I thought it was quite odd that Jorge Soler was scratched from the original lineup with what was reported as an “ingrown toenail,” yet a few hours later was healthy enough to bat for TLS in the fifth and stay in the game for an inning in left field. Further, when TLS was added to the starting lineup, I’d have put him at second base instead of third and had Baez play third. TLS is a decent second baseman, but doesn’t really have the arm for third base, and it showed in that first-inning error.
Give the Cubs bullpen some credit. Trevor Cahill, Justin Grimm and Travis Wood threw a perfect inning each, retiring all nine batters they faced, and with Jake striking out the final two he faced in the sixth, the last 11 Giants went down in order.
The Cubs loaded the bases with two out in the seventh on singles by David Ross and Bryant and a walk to Zobrist — that the Cubs appear to have gotten a break on:
But Russell hit a line drive right to Pence to end the threat.
Who knows what might have happened with Rizzo on second, one out and Bryant up? I only wish Anthony had stayed there. It’s a really, really rough way to lose a game that had playoff-type intensity, and you could tell that by the fact that almost no one in the sellout of 41,250 left early. The Cubs left nine men on base in all and easily could have scored five or six runs if anyone could have produced with RISP (they were 2-for-9 with RISP in this one).
This game, though — compelling, exciting, lots of different things going on, both managers trying to outsmart the other. You can’t ask for more interesting baseball, or a nicer afternoon to watch it, again with unlimited sunshine and temperatures in the mid 70s. You can ask for a better result for your side, and the Cubs will certainly take this one as a learning experience. From Joe Maddon:
#Cubs Maddon: "Intense game, it was a great game. You can nitpick it all you want -- I loved that game. That's very similar to a playoff"— Carrie Muskat (@CarrieMuskat) September 3, 2016
Let’s hope we have games just as intense in October, only with the Cubs winning.
A couple of notes: Hector Rondon threw 22 pitches in a sim game before Saturday’s contest and is ready to go:

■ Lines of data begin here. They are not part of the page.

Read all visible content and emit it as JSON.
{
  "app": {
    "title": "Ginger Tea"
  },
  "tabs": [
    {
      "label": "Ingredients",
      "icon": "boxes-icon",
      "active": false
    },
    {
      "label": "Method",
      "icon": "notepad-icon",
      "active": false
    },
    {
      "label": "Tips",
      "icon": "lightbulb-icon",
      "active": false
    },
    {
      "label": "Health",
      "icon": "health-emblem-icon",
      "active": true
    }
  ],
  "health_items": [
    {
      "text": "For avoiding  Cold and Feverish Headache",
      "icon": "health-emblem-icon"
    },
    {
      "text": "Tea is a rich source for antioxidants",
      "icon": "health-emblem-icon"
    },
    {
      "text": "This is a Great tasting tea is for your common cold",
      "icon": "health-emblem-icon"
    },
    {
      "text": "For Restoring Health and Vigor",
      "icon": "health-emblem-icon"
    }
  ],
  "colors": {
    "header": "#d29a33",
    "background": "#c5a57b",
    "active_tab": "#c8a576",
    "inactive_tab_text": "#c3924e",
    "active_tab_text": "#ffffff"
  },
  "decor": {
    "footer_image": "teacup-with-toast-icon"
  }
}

#Cubs Rondon: "I feel really good and I'm back to normal now and my command is really good. Everything was good today."— Carrie Muskat (@CarrieMuskat) September 3, 2016
And, the Cubs swept August National League honors, as Bryant was named N.L. Player of the Month and Kyle Hendricks received the N.L. Pitcher of the Month award. It’s the third Pitcher of the Month award for a Cubs hurler this year (Arrieta won in April and Jon Lester won in June) and the first Player of the Month for a Cubs position player in 2016.
Awards are nice. Winning’s better, and the Cubs are headed for October business to take care of, perhaps against the Giants. The teams have split six games so far, so the winner of Sunday afternoon’s game will take the season series. John Lackey is expected to be activated from the DL to start for the Cubs, and our old N.L. Central nemesis Johnny Cueto will go for the Giants.